We click "start," and without thought, we've begun instantly broadcasting our location with incredible accuracy. This data helps athletes stay in tune with pace, heart rate, power ratings, and even step count throughout a workout. Information is easily stored and accessible, so we can analyze the nuances and address any anomalies when working for peak performance. How exactly do our devices track and gather information, and how accessible is this information to people looking to cause harm to unsuspecting users?
How Do Fitness GPS Trackers Work?
Technology giant Garmin states that "global positioning system (GPS) is a satellite-based navigation system made up of at least 24 satellites." Initially developed for military use, GPS began transitioning into civilian life in the 1980s. Today, GPS tracking systems have been integrated into fitness watches and cell phones. When you start your outdoor workout, signals are sent between your device and a series of satellites to pinpoint your location through a process called triangulation.
According to Dan Lund of TomTom, "triangulation is a way to determine the difference between the time that your device receives a GPS signal and the time that GPS signal was sent to your device. The difference between sending and receiving a GPS signal determines how far away the satellite is." This process happens in real-time, allowing you to know where you are in real-time as well as the speed and direction you're heading.
How Is Information From Fitness Trackers Stored?
Most fitness trackers, both watches and cellphones, have applications integrated to compile data from workouts. Information such as route, time of day, pace, and potentially vitals such as heart rate and oxygen levels are saved to an account for future reference. Often this information is backed up to a cloud-based service as well. Storage of this information can be wildly beneficial when gearing up for a goal race, but this information can quickly become public if precautions aren't taken in advance.
How Can Someone Access My Information?
One of the most common ways people access data is taking advantage of athletes that have applications or profiles set to "public." For example, runners using a Strava account can set their profile to private or public. If a profile is set to public, current and past information, including route and location of training, can be easily found.

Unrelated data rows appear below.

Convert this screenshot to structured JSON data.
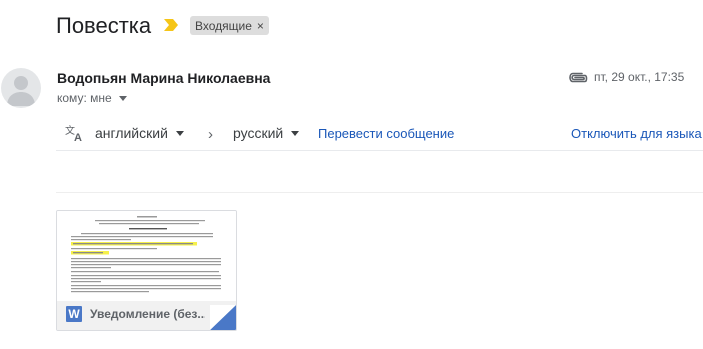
{
  "subject": "Повестка",
  "label_chip": {
    "text": "Входящие",
    "remove": "×"
  },
  "sender": {
    "name": "Водопьян Марина Николаевна"
  },
  "recipient": {
    "text": "кому: мне"
  },
  "date": "пт, 29 окт., 17:35",
  "translate": {
    "from_lang": "английский",
    "to_lang": "русский",
    "translate_link": "Перевести сообщение",
    "disable_link": "Отключить для языка"
  },
  "attachment": {
    "name": "Уведомление (без...",
    "type_letter": "W"
  },
  "colors": {
    "link": "#1a57b8",
    "importance": "#f5c518",
    "doc_blue": "#4a78c7",
    "highlight": "#f5f04a"
  },
  "icons": [
    "importance-marker-icon",
    "avatar-person-icon",
    "paperclip-icon",
    "translate-icon",
    "chevron-right-icon",
    "word-doc-icon"
  ]
}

Another way people or companies access information is through voluntary submission. Companies have realized human tendencies to rush through the fine print when signing up for a new service. In Garmins' end-user agreement, they clearly state, "If you elect to use location-based services on the application, such as weather, the physical location of your device will be collected to provide you with such location-based services." Having up-to-date weather reports can be vital when training, but if you carry your smartphone when training, there's no sense in having multiple devices broadcasting the same information.
Hack. According to The Gadgets Judge, many users are unaware that by gaining access to a fitness tracker, culprits may gain access to a smartphone via a Bluetooth connection. This may not be a significant concern for most athletes playing the game of odds, but it's something to be aware of and perhaps calls for a review of security practices.
What Can Someone Do With My Information?
Companies use information collected to help determine how to develop new services and get the most out of current products. Some companies have been known to sell data to other organizations to create products and services geared towards your liking. For example, most fitness tracker companies collect names, email addresses, and locations. In addition, they may collect height, weight, age, demographics, and even sleep patterns.
Garmin states, "sometimes we need to collect your device's location to make it a lot easier to tell you about traffic, and even movie prices near you."
According to the New York Times, "the data collected by the vast majority of products people use every day isn't regulated. Since no federal privacy laws are regulating many companies, they're pretty much free to do what they want with the data, unless a state has its own data privacy law."
Hackers can gain access to daily vital signs, how many calories you consume in a day, your movement patterns throughout the day and during training sessions, your sleep patterns, and more. Once hacked, they may be able to gain access to your cellphone through your fitness tracker, aka, the goldmine.
What Are The Best Security Practices For Fitness Trackers And Apps?
Set and require strong passwords – When creating a password, choose a password of at least eight characters, include both upper- and lower-case letters, integrate special characters into all passwords, and change your passwords frequently. *Don’t create a password that relates to any aspect of your personal life.
Limit access and permissions – Set all user profiles to private. Scrutinize who you follow and who you allow to follow you. Apps like Strava use the “hide my map” feature to make it difficult to pinpoint where you begin and end your training session. In addition, consider changing your route frequently or the time of day you train to minimize the risk of someone locating you.
Minimize data initially provided to companies – Most companies specializing in fitness-related activities ask for related health history. While providing this information can perhaps enhance features and accuracy, it’s not necessary for performance. For years athletes have trained at high levels without the data. Review the information you provide and ask yourself if it’s indispensable in relation to your goals.
While some athletes may not be concerned with data related to their training efforts, it's important to be mindful that by gaining access to one device, the risk of exposure across other devices increases. Technology continues to evolve faster than most consumers can adjust to. Review your privacy settings often, and trust your gut when interpreting suspicious activity.